YOUR OBJECTIVE:
Set down every record exactly as it appears.

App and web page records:
==========

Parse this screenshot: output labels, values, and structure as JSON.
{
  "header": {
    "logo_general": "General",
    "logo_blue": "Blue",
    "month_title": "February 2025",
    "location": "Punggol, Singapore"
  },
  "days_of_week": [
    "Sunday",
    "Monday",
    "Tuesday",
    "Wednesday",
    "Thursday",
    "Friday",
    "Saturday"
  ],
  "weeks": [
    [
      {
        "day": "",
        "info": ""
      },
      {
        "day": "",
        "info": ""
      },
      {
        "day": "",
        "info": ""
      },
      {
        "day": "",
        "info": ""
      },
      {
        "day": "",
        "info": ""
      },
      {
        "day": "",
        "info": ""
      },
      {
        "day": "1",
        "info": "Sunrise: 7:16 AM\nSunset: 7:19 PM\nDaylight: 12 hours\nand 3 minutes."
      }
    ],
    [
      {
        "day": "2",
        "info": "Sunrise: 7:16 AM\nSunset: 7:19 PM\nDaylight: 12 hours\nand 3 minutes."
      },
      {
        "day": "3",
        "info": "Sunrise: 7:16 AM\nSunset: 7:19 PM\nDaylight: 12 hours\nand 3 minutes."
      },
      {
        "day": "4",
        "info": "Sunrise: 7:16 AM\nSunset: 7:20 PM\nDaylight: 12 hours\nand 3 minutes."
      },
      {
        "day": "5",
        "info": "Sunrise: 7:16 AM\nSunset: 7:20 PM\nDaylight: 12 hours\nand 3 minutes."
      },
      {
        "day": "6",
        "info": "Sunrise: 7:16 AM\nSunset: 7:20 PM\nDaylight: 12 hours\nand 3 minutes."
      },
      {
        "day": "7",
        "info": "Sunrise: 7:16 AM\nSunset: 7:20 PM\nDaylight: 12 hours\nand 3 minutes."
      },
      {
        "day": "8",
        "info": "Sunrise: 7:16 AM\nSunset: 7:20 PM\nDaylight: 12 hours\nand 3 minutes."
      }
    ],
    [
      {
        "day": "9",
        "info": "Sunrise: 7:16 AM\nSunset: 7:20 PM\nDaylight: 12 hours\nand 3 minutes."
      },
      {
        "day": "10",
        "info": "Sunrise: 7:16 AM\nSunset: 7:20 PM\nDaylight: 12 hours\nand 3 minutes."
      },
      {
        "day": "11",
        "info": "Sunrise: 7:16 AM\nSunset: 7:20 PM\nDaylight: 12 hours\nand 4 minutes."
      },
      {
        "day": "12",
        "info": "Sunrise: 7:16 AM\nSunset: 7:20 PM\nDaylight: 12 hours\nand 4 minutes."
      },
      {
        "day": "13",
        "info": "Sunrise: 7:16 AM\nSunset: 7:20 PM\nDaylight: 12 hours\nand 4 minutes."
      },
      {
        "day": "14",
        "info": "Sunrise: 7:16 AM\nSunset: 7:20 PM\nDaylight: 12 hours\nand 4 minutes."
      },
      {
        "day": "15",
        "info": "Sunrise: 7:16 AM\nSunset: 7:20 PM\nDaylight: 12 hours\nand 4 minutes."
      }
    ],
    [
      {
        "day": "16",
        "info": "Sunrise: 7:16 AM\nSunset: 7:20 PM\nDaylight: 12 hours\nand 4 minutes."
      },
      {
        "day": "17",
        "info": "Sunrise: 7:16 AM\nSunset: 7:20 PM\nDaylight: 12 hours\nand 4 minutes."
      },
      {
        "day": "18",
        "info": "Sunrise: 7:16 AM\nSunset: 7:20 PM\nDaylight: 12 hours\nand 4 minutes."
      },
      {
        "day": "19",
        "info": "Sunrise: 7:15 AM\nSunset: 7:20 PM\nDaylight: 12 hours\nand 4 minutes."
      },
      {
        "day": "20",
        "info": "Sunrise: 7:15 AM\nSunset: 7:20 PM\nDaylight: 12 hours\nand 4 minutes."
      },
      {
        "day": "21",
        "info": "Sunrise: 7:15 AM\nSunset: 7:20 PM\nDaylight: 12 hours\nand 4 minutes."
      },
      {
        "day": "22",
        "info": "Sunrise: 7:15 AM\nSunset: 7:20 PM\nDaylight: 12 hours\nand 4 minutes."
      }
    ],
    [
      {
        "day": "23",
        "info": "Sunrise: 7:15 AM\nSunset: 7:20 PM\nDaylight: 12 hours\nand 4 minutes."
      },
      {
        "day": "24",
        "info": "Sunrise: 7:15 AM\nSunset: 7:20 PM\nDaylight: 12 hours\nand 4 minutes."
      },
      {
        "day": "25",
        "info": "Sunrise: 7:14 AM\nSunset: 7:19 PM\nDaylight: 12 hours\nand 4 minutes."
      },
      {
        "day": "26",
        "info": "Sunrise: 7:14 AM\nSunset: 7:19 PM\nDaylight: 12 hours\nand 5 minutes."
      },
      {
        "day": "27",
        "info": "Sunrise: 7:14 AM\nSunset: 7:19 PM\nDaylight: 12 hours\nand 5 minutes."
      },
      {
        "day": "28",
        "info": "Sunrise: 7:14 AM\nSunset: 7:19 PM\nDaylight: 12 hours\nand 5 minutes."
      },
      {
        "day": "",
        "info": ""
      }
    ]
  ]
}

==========

PROBLEM SOLUTION:
Parse this screenshot: output labels, values, and structure as JSON.
{
  "header": {
    "logo_general": "General",
    "logo_blue": "Blue",
    "month_title": "February 2025",
    "location": "Punggol, Singapore"
  },
  "days_of_week": [
    "Sunday",
    "Monday",
    "Tuesday",
    "Wednesday",
    "Thursday",
    "Friday",
    "Saturday"
  ],
  "weeks": [
    [
      {
        "day": "",
        "info": ""
      },
      {
        "day": "",
        "info": ""
      },
      {
        "day": "",
        "info": ""
      },
      {
        "day": "",
        "info": ""
      },
      {
        "day": "",
        "info": ""
      },
      {
        "day": "",
        "info": ""
      },
      {
        "day": "1",
        "info": "Sunrise: 7:16 AM\nSunset: 7:19 PM\nDaylight: 12 hours\nand 3 minutes."
      }
    ],
    [
      {
        "day": "2",
        "info": "Sunrise: 7:16 AM\nSunset: 7:19 PM\nDaylight: 12 hours\nand 3 minutes."
      },
      {
        "day": "3",
        "info": "Sunrise: 7:16 AM\nSunset: 7:19 PM\nDaylight: 12 hours\nand 3 minutes."
      },
      {
        "day": "4",
        "info": "Sunrise: 7:16 AM\nSunset: 7:20 PM\nDaylight: 12 hours\nand 3 minutes."
      },
      {
        "day": "5",
        "info": "Sunrise: 7:16 AM\nSunset: 7:20 PM\nDaylight: 12 hours\nand 3 minutes."
      },
      {
        "day": "6",
        "info": "Sunrise: 7:16 AM\nSunset: 7:20 PM\nDaylight: 12 hours\nand 3 minutes."
      },
      {
        "day": "7",
        "info": "Sunrise: 7:16 AM\nSunset: 7:20 PM\nDaylight: 12 hours\nand 3 minutes."
      },
      {
        "day": "8",
        "info": "Sunrise: 7:16 AM\nSunset: 7:20 PM\nDaylight: 12 hours\nand 3 minutes."
      }
    ],
    [
      {
        "day": "9",
        "info": "Sunrise: 7:16 AM\nSunset: 7:20 PM\nDaylight: 12 hours\nand 3 minutes."
      },
      {
        "day": "10",
        "info": "Sunrise: 7:16 AM\nSunset: 7:20 PM\nDaylight: 12 hours\nand 3 minutes."
      },
      {
        "day": "11",
        "info": "Sunrise: 7:16 AM\nSunset: 7:20 PM\nDaylight: 12 hours\nand 4 minutes."
      },
      {
        "day": "12",
        "info": "Sunrise: 7:16 AM\nSunset: 7:20 PM\nDaylight: 12 hours\nand 4 minutes."
      },
      {
        "day": "13",
        "info": "Sunrise: 7:16 AM\nSunset: 7:20 PM\nDaylight: 12 hours\nand 4 minutes."
      },
      {
        "day": "14",
        "info": "Sunrise: 7:16 AM\nSunset: 7:20 PM\nDaylight: 12 hours\nand 4 minutes."
      },
      {
        "day": "15",
        "info": "Sunrise: 7:16 AM\nSunset: 7:20 PM\nDaylight: 12 hours\nand 4 minutes."
      }
    ],
    [
      {
        "day": "16",
        "info": "Sunrise: 7:16 AM\nSunset: 7:20 PM\nDaylight: 12 hours\nand 4 minutes."
      },
      {
        "day": "17",
        "info": "Sunrise: 7:16 AM\nSunset: 7:20 PM\nDaylight: 12 hours\nand 4 minutes."
      },
      {
        "day": "18",
        "info": "Sunrise: 7:16 AM\nSunset: 7:20 PM\nDaylight: 12 hours\nand 4 minutes."
      },
      {
        "day": "19",
        "info": "Sunrise: 7:15 AM\nSunset: 7:20 PM\nDaylight: 12 hours\nand 4 minutes."
      },
      {
        "day": "20",
        "info": "Sunrise: 7:15 AM\nSunset: 7:20 PM\nDaylight: 12 hours\nand 4 minutes."
      },
      {
        "day": "21",
        "info": "Sunrise: 7:15 AM\nSunset: 7:20 PM\nDaylight: 12 hours\nand 4 minutes."
      },
      {
        "day": "22",
        "info": "Sunrise: 7:15 AM\nSunset: 7:20 PM\nDaylight: 12 hours\nand 4 minutes."
      }
    ],
    [
      {
        "day": "23",
        "info": "Sunrise: 7:15 AM\nSunset: 7:20 PM\nDaylight: 12 hours\nand 4 minutes."
      },
      {
        "day": "24",
        "info": "Sunrise: 7:15 AM\nSunset: 7:20 PM\nDaylight: 12 hours\nand 4 minutes."
      },
      {
        "day": "25",
        "info": "Sunrise: 7:14 AM\nSunset: 7:19 PM\nDaylight: 12 hours\nand 4 minutes."
      },
      {
        "day": "26",
        "info": "Sunrise: 7:14 AM\nSunset: 7:19 PM\nDaylight: 12 hours\nand 5 minutes."
      },
      {
        "day": "27",
        "info": "Sunrise: 7:14 AM\nSunset: 7:19 PM\nDaylight: 12 hours\nand 5 minutes."
      },
      {
        "day": "28",
        "info": "Sunrise: 7:14 AM\nSunset: 7:19 PM\nDaylight: 12 hours\nand 5 minutes."
      },
      {
        "day": "",
        "info": ""
      }
    ]
  ]
}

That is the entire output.